Records to use
--- --- ---
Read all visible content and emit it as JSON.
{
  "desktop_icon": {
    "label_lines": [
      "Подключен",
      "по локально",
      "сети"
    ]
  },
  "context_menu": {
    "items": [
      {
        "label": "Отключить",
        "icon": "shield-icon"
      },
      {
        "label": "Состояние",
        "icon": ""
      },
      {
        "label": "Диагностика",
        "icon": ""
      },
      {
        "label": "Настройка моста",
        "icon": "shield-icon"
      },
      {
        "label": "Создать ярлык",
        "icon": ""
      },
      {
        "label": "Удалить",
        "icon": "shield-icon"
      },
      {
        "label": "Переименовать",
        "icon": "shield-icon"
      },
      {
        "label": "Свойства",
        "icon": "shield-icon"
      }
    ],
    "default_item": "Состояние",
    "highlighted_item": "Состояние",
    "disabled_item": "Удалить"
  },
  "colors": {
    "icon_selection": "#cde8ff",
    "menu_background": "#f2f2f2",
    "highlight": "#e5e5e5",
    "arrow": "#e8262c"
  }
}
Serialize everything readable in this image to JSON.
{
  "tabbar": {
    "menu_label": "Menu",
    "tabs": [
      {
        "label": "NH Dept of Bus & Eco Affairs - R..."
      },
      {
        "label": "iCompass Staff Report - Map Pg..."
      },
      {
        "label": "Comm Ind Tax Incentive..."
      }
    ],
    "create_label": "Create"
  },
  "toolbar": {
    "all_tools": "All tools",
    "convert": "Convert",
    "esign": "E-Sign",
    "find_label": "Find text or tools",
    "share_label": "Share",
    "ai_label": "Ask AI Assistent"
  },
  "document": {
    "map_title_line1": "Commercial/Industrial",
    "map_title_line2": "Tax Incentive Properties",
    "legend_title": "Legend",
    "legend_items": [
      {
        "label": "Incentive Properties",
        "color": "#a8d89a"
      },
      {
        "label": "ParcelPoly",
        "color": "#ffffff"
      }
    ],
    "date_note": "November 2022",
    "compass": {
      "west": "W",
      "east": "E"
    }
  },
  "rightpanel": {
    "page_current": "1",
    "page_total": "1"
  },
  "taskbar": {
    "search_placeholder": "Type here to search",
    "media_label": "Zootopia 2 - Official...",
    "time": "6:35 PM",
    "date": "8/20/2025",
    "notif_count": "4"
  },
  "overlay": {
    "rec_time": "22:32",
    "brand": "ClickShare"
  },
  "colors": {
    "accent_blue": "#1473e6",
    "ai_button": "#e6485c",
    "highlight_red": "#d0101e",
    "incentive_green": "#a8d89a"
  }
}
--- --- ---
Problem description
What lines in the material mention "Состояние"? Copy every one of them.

Response below
        "label": "Состояние",
    "default_item": "Состояние",
    "highlighted_item": "Состояние",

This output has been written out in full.